|Cooperative Classification||G02B6/02376, G02B6/3863, G02B6/25, Y10S977/762, G02B6/02333, G02B6/02357|
|European Classification||G02B6/02P6C4, G02B6/02P6K12, G02B6/25|
|Mar 20, 2008||AS||Assignment|
Owner name: CORNING CABLE SYSTEMS LLC, NORTH CAROLINA
Free format text: ASSIGNMENT OF ASSIGNORS INTEREST;ASSIGNORS:BESHEARS, ROBERT R.;BOOKBINDER, DANA C.;COOKE, TERRY L.;AND OTHERS;REEL/FRAME:020740/0646

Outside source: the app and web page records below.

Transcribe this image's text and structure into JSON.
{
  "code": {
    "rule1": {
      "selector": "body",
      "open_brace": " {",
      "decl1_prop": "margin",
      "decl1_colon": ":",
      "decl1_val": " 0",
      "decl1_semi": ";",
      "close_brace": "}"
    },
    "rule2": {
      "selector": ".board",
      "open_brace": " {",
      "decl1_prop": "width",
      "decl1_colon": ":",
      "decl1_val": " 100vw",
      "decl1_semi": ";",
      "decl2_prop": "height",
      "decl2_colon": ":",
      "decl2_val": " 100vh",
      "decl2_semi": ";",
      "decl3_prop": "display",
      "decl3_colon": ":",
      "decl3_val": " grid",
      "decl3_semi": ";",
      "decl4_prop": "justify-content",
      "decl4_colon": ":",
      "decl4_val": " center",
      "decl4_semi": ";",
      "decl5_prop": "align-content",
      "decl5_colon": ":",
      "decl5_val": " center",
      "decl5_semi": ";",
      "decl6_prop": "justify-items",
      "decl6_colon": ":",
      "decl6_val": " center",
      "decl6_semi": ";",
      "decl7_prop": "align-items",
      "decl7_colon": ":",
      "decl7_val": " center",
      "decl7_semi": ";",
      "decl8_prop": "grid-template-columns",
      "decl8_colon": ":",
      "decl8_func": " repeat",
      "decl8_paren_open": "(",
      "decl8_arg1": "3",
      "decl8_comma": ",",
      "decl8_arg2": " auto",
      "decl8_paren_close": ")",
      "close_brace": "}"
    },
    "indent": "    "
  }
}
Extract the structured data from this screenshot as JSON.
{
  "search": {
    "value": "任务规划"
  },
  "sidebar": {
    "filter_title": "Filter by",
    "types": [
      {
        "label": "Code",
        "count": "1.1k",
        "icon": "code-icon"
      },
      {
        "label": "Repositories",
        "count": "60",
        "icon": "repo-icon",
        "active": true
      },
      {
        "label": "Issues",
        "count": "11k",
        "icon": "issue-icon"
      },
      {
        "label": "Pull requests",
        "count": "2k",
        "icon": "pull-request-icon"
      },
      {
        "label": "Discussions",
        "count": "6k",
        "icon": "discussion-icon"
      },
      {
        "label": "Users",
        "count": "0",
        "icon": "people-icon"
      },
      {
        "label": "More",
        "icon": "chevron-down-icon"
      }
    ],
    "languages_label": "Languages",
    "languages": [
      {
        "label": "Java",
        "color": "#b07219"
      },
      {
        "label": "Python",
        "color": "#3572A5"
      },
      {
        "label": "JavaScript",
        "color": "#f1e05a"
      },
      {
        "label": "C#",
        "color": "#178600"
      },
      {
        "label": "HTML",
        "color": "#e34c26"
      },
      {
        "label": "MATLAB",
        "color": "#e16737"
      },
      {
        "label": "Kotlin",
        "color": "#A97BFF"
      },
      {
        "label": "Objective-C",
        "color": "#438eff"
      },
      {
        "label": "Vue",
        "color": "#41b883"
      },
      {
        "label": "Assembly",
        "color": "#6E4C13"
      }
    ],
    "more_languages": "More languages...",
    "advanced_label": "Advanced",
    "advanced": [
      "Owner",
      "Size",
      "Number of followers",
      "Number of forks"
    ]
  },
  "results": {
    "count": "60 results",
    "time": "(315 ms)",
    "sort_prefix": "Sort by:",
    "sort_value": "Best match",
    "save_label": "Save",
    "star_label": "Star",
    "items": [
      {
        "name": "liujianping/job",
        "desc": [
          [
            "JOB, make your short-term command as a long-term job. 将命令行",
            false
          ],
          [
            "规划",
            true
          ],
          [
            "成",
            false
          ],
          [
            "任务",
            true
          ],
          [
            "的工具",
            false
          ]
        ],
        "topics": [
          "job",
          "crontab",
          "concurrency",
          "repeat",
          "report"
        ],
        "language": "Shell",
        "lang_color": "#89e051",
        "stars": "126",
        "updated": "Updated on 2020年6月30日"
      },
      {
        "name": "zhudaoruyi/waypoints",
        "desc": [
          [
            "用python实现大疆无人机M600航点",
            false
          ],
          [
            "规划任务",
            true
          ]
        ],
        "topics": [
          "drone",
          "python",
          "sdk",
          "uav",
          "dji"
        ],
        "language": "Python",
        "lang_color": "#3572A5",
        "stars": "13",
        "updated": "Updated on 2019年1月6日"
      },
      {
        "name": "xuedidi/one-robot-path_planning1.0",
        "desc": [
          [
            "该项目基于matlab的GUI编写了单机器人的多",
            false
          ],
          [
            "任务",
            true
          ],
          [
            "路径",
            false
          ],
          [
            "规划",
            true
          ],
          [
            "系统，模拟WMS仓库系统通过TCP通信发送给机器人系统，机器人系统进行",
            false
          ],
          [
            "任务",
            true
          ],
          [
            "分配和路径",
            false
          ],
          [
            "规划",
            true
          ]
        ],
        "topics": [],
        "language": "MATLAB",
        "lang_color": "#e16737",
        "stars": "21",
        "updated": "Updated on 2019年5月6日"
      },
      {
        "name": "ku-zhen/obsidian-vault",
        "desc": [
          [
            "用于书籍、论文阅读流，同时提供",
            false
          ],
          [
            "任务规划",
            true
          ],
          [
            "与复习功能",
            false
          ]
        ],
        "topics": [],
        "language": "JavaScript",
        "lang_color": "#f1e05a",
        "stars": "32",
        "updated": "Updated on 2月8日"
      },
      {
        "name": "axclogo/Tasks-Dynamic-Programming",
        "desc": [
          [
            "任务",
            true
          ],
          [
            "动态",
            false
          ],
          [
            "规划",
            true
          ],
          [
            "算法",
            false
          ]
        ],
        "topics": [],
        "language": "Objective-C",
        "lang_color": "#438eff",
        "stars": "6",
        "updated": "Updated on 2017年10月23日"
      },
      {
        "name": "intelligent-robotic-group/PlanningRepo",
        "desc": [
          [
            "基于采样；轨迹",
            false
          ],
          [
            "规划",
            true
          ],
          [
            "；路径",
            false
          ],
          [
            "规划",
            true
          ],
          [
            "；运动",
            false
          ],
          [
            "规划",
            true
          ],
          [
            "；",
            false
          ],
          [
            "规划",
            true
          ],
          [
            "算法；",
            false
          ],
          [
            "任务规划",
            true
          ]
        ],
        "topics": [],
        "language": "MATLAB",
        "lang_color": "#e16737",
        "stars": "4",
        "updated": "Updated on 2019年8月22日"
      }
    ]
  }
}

Effective date: 20080320
|Jun 6, 2008||AS||Assignment|
Owner name: CORNING CABLE SYSTEMS LLC, NORTH CAROLINA
Free format text: ASSIGNMENT OF ASSIGNORS INTEREST;ASSIGNORS:BESHEARS, ROBERT R.;BOOKBINDER, DANA C.;COOKE, TERRY L.;AND OTHERS;REEL/FRAME:021092/0641
Effective date: 20080516
|Dec 6, 2011||CC||Certificate of correction|
|Feb 4, 2013||FPAY||Fee payment|
Year of fee payment: 4